Rental brifing: how to avoid deposit disputes

Share this article
Have your say

The main reason for disputes at the end of a tenancy is disagreements over the deposit and how much of it should or shouldn’t be returned to the tenant.

The deposit belongs to the tenant and should therefore be refunded if terms in the tenancy agreement have been met.

If this hasn’t happened, and terms have been broken, then the landlord and tenant will try to agree on any deductions made.

If they can’t agree then the dispute should be referred to the tenancy deposit scheme.

If best practice is followed by landlords, tenants and agents throughout the tenancy period and everything is correctly documented then disputes are less likely to happen when the tenancy ends.

As much as a letting agent has a responsibility when providing a service to both a landlord and tenant, they too each have an important role to play and need to know and understand their own obligations.

The Property Ombudsman (TPO) member agents should be following the codes of practice for residential letting agents in Scotland.

These codes, which have been approved by the Chartered Trading Standards Institute, require member agents to provide the highest level of customer service and protection that goes beyond that required by law.

Agents must take care when preparing an appropriate written tenancy agreement ensuring that all information is clearly presented. Part of the agreement should include how the deposit will be dealt with at the end of a tenancy and the circumstance by which it will be refunded.

Providing such information has been detailed, it’s the responsibility of the landlord and tenant to check the document carefully and raise queries if necessary.

Undertaking a thorough inventory at the start of the tenancy is also a necessary measure in helping to avoid disputes.

The complaints that come into my office often concern deposit disputes where complainants claim that their agent has unfairly deducted repair, maintenance or cleaning costs.

Undertaking work during the tenancy without the landlord’s permission, such as redecorating or buying new appliances have also resulting in a number of disputes and complaints so far this year.

In one example, the complainants, who were the tenants, alleged that they had agreed with the agent that their deposit would be offset against the rental arrears at the end of the tenancy.

They said that they were later pursued by the landlord for the full balance of the arrears when it was claimed that the deposit had been used for dilapidations.

The complainants were advised that the agent could not be held accountable for the actions of the landlord in this regard, but the agent was criticised for failing to communicate with the complainants regarding the disbursement of the deposit in accordance with the TPO code of practice.

In another case, the tenants claimed that the agent unfairly deducted some repair costs from a rent overpayment they had made, instead of making a claim against their deposit.

This complaint was supported.
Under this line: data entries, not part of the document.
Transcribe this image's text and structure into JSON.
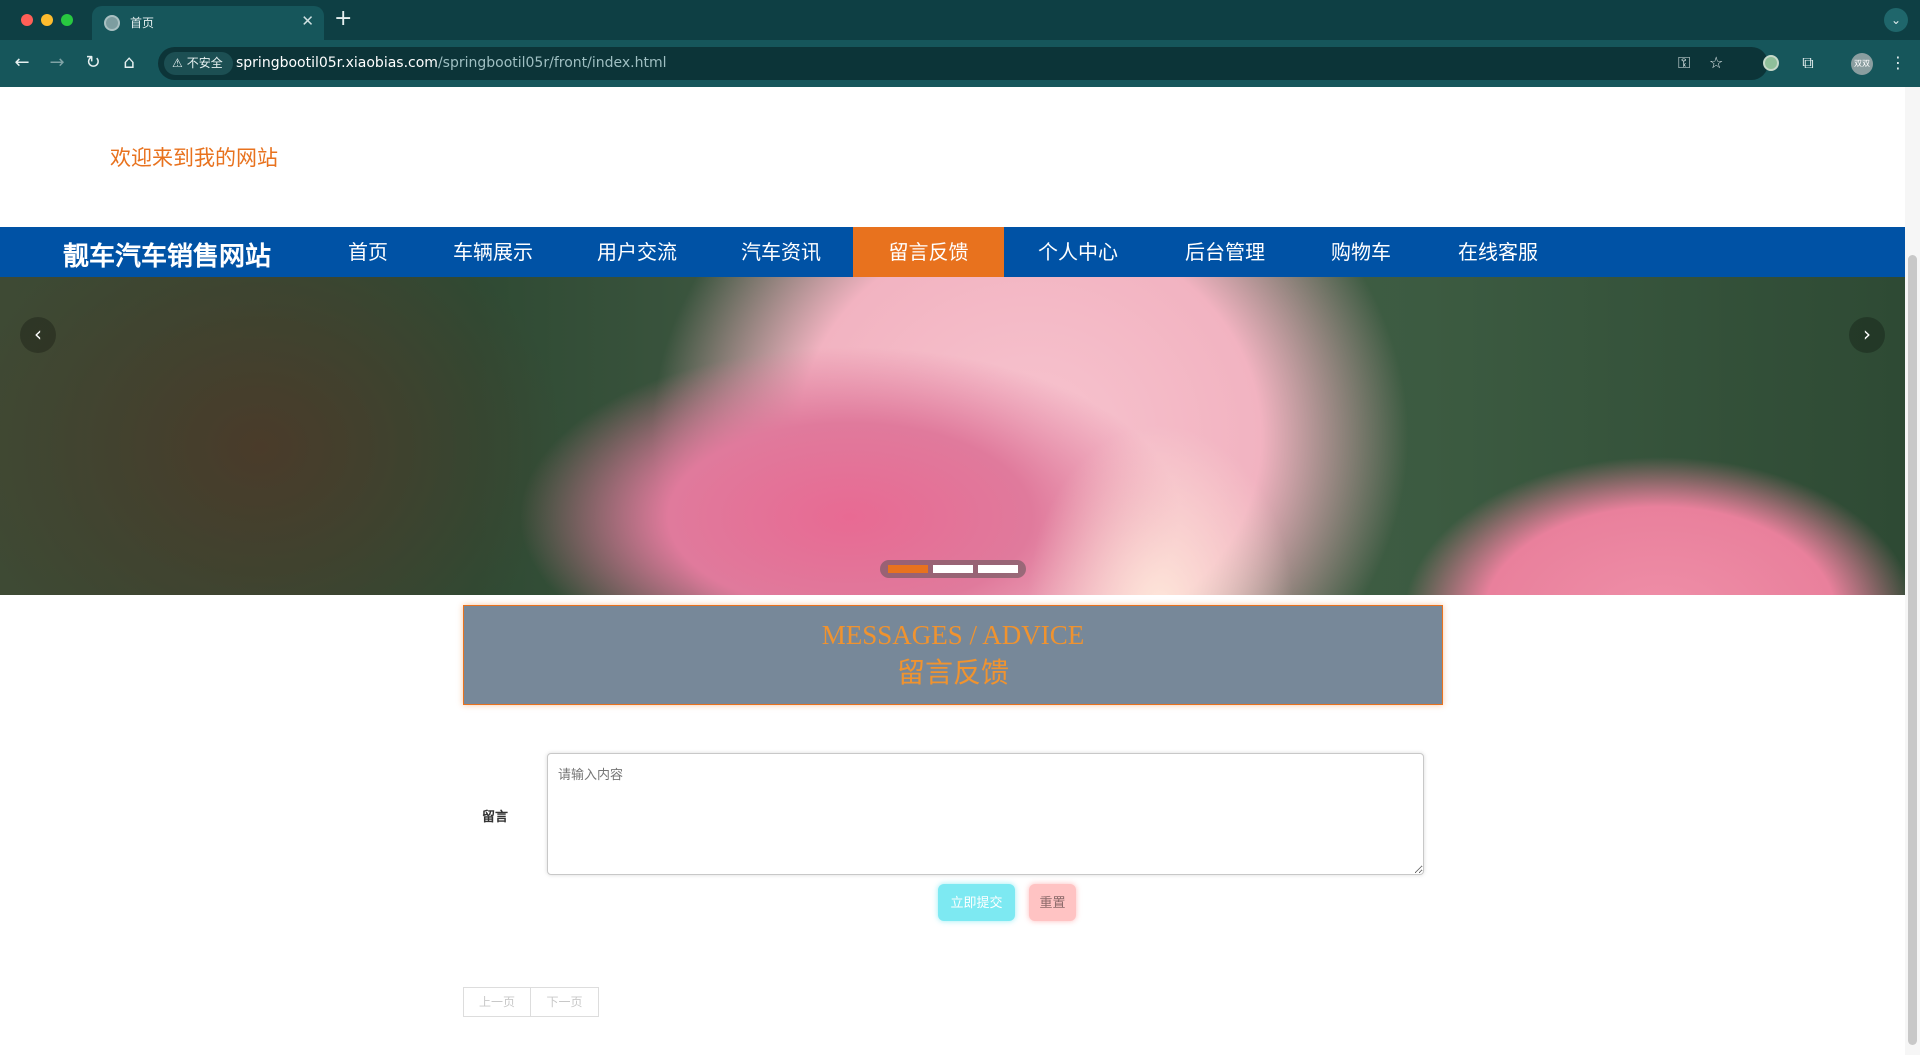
{
  "browser": {
    "tab_title": "首页",
    "tab_close": "✕",
    "new_tab": "+",
    "tab_menu": "⌄",
    "security_label": "不安全",
    "url_host": "springbootil05r.xiaobias.com",
    "url_path": "/springbootil05r/front/index.html",
    "back_icon": "←",
    "forward_icon": "→",
    "reload_icon": "↻",
    "home_icon": "⌂",
    "key_icon": "⚿",
    "star_icon": "☆",
    "extensions_icon": "⧉",
    "menu_icon": "⋮",
    "avatar_text": "双双"
  },
  "site": {
    "welcome": "欢迎来到我的网站",
    "brand": "靓车汽车销售网站"
  },
  "nav": {
    "items": [
      {
        "label": "首页",
        "active": false
      },
      {
        "label": "车辆展示",
        "active": false
      },
      {
        "label": "用户交流",
        "active": false
      },
      {
        "label": "汽车资讯",
        "active": false
      },
      {
        "label": "留言反馈",
        "active": true
      },
      {
        "label": "个人中心",
        "active": false
      },
      {
        "label": "后台管理",
        "active": false
      },
      {
        "label": "购物车",
        "active": false
      },
      {
        "label": "在线客服",
        "active": false
      }
    ]
  },
  "carousel": {
    "prev_icon": "‹",
    "next_icon": "›",
    "slide_count": 3,
    "active_index": 0
  },
  "section": {
    "title_en": "MESSAGES / ADVICE",
    "title_cn": "留言反馈"
  },
  "form": {
    "label": "留言",
    "placeholder": "请输入内容",
    "value": "",
    "submit_label": "立即提交",
    "reset_label": "重置"
  },
  "pager": {
    "prev_label": "上一页",
    "next_label": "下一页"
  },
  "colors": {
    "nav_bg": "#0052a5",
    "accent": "#e8721e",
    "header_bg": "#778899",
    "submit_bg": "#7de9f2",
    "reset_bg": "#ffc3c3"
  }
}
The agent, on the landlord’s behalf, should have made a claim against the complainants’ deposit, which would have allowed the tenants the opportunity to dispute the proposed deductions for repairs through the appropriate deposit adjudication scheme.
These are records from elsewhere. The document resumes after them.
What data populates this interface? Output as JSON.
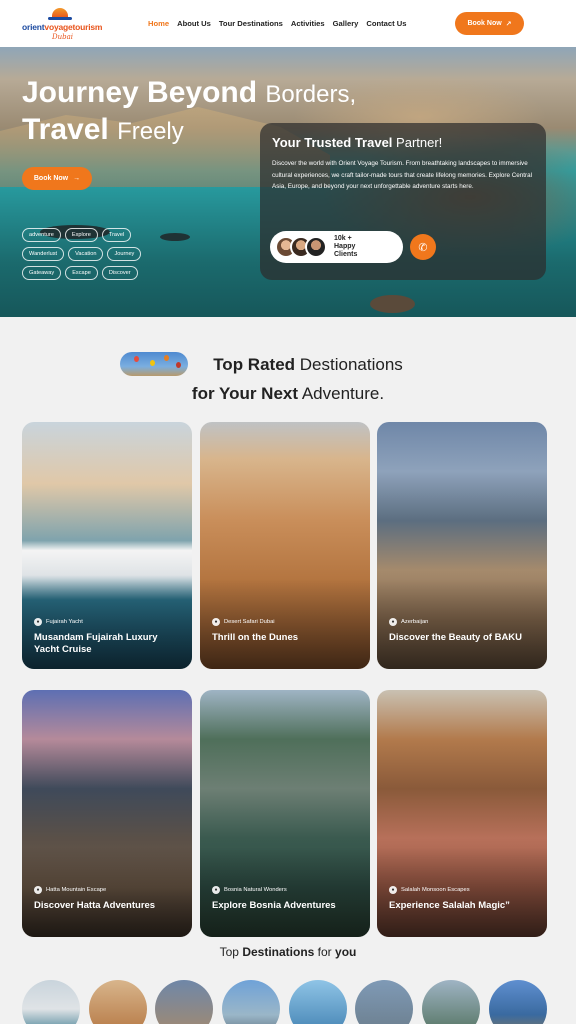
{
  "header": {
    "logo": {
      "name_part1": "orient",
      "name_part2": "voyagetourism",
      "sub": "Dubai"
    },
    "nav": [
      "Home",
      "About Us",
      "Tour Destinations",
      "Activities",
      "Gallery",
      "Contact Us"
    ],
    "active_nav": "Home",
    "book_label": "Book Now",
    "book_icon": "arrow-up-right-icon"
  },
  "hero": {
    "title_line1_bold": "Journey Beyond",
    "title_line1_thin": "Borders,",
    "title_line2_bold": "Travel",
    "title_line2_thin": "Freely",
    "book_label": "Book Now",
    "tags": [
      "adventure",
      "Explore",
      "Travel",
      "Wanderlust",
      "Vacation",
      "Journey",
      "Gateaway",
      "Escape",
      "Discover"
    ],
    "partner": {
      "title_bold": "Your Trusted Travel",
      "title_thin": "Partner!",
      "text": "Discover the world with Orient Voyage Tourism. From breathtaking landscapes to immersive cultural experiences, we craft tailor-made tours that create lifelong memories. Explore Central Asia, Europe, and beyond your next unforgettable adventure starts here.",
      "clients_line1": "10k +",
      "clients_line2": "Happy",
      "clients_line3": "Clients",
      "phone_icon": "phone-icon"
    }
  },
  "top_rated": {
    "line1_bold": "Top Rated",
    "line1_thin": "Destionations",
    "line2_bold": "for Your Next",
    "line2_thin": "Adventure."
  },
  "cards": [
    {
      "category": "Fujairah Yacht",
      "title": "Musandam Fujairah Luxury Yacht Cruise"
    },
    {
      "category": "Desert Safari Dubai",
      "title": "Thrill on the Dunes"
    },
    {
      "category": "Azerbaijan",
      "title": "Discover the Beauty of BAKU"
    },
    {
      "category": "Hatta Mountain Escape",
      "title": "Discover Hatta Adventures"
    },
    {
      "category": "Bosnia Natural Wonders",
      "title": "Explore Bosnia Adventures"
    },
    {
      "category": "Salalah Monsoon Escapes",
      "title": "Experience Salalah Magic”"
    }
  ],
  "top_destinations": {
    "pre": "Top",
    "bold": "Destinations",
    "mid": "for",
    "bold2": "you"
  },
  "colors": {
    "accent": "#f0771c",
    "brand_blue": "#1c4aa0"
  }
}
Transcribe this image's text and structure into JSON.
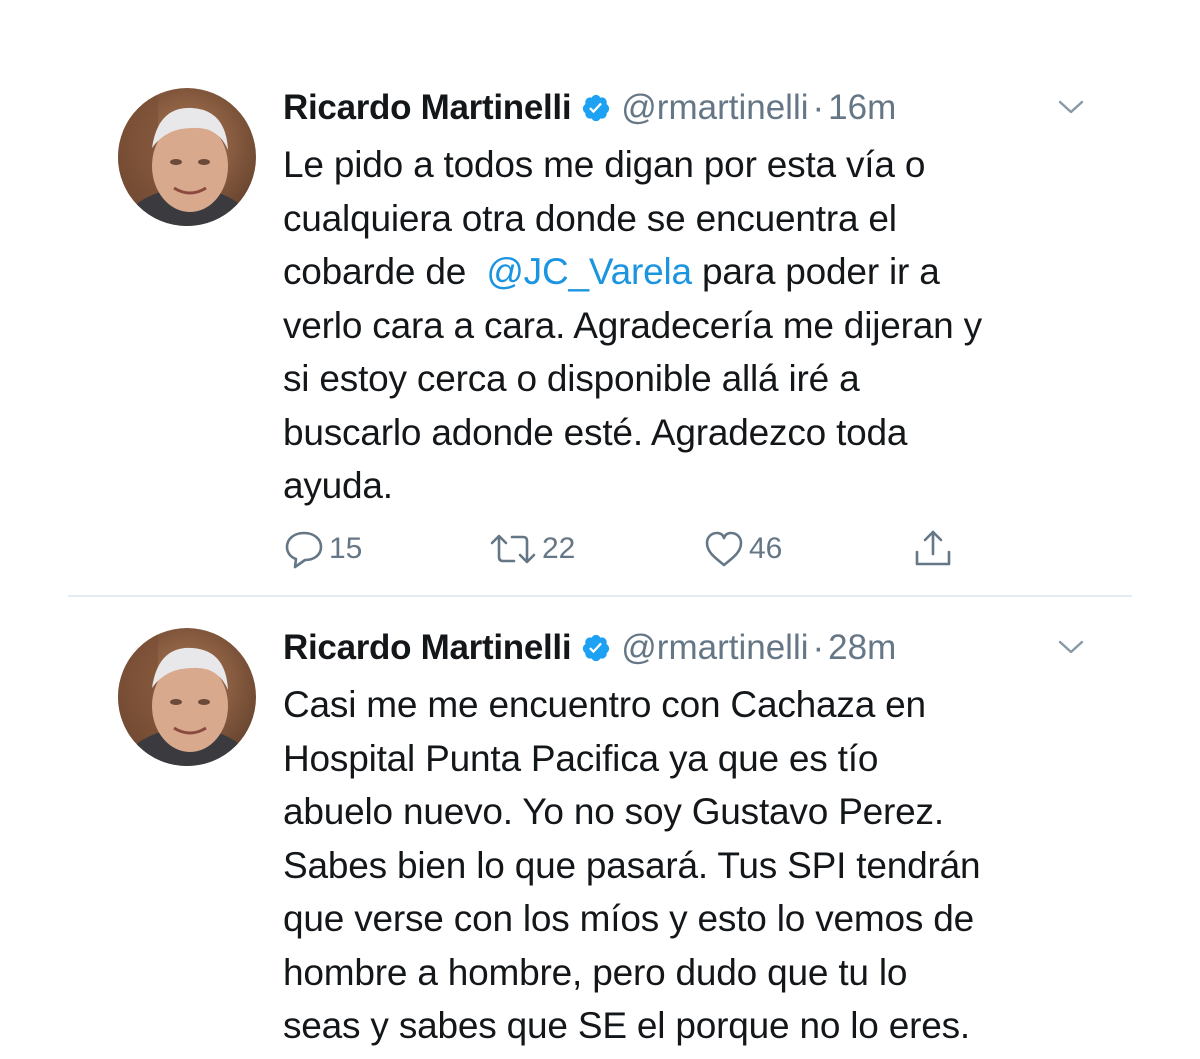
{
  "tweets": [
    {
      "author_name": "Ricardo Martinelli",
      "handle": "@rmartinelli",
      "separator": "·",
      "time": "16m",
      "avatar_icon": "user-avatar-photo",
      "verified_icon": "verified-badge-icon",
      "text_lines": [
        {
          "parts": [
            {
              "t": "Le pido a todos me digan por esta vía o"
            }
          ]
        },
        {
          "parts": [
            {
              "t": "cualquiera otra donde se encuentra el"
            }
          ]
        },
        {
          "parts": [
            {
              "t": "cobarde de  "
            },
            {
              "t": "@JC_Varela",
              "mention": true
            },
            {
              "t": " para poder ir a"
            }
          ]
        },
        {
          "parts": [
            {
              "t": "verlo cara a cara. Agradecería me dijeran y"
            }
          ]
        },
        {
          "parts": [
            {
              "t": "si estoy cerca o disponible allá iré a"
            }
          ]
        },
        {
          "parts": [
            {
              "t": "buscarlo adonde esté. Agradezco toda"
            }
          ]
        },
        {
          "parts": [
            {
              "t": "ayuda."
            }
          ]
        }
      ],
      "actions": {
        "replies": "15",
        "retweets": "22",
        "likes": "46"
      }
    },
    {
      "author_name": "Ricardo Martinelli",
      "handle": "@rmartinelli",
      "separator": "·",
      "time": "28m",
      "avatar_icon": "user-avatar-photo",
      "verified_icon": "verified-badge-icon",
      "text_lines": [
        {
          "parts": [
            {
              "t": "Casi me me encuentro con Cachaza en"
            }
          ]
        },
        {
          "parts": [
            {
              "t": "Hospital Punta Pacifica ya que es tío"
            }
          ]
        },
        {
          "parts": [
            {
              "t": "abuelo nuevo. Yo no soy Gustavo Perez."
            }
          ]
        },
        {
          "parts": [
            {
              "t": "Sabes bien lo que pasará. Tus SPI tendrán"
            }
          ]
        },
        {
          "parts": [
            {
              "t": "que verse con los míos y esto lo vemos de"
            }
          ]
        },
        {
          "parts": [
            {
              "t": "hombre a hombre, pero dudo que tu lo"
            }
          ]
        },
        {
          "parts": [
            {
              "t": "seas y sabes que SE el porque no lo eres."
            }
          ]
        }
      ]
    }
  ],
  "colors": {
    "text": "#14171a",
    "secondary": "#657786",
    "link": "#1b95e0",
    "verified": "#1da1f2",
    "divider": "#e6ecf0"
  }
}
The agent was also unable to substantiate their claim that they forewarned the complainant before the tenancy ended that their rent overpayment would be not be returned in full unless the property was left in a satisfactory condition.

The complainants were entitled to be compensated for the agent’s failure to return all of the overpaid rent, rather than attempting to make deductions from the deposit in the usual way and going through the appropriate deposit adjudication scheme.

It was taken into account that the deposit was returned to the complainants, and so ultimately the deductions were a matter between the landlords and complainants.

Katrine Sporle is the Property Ombudsman for Scotland.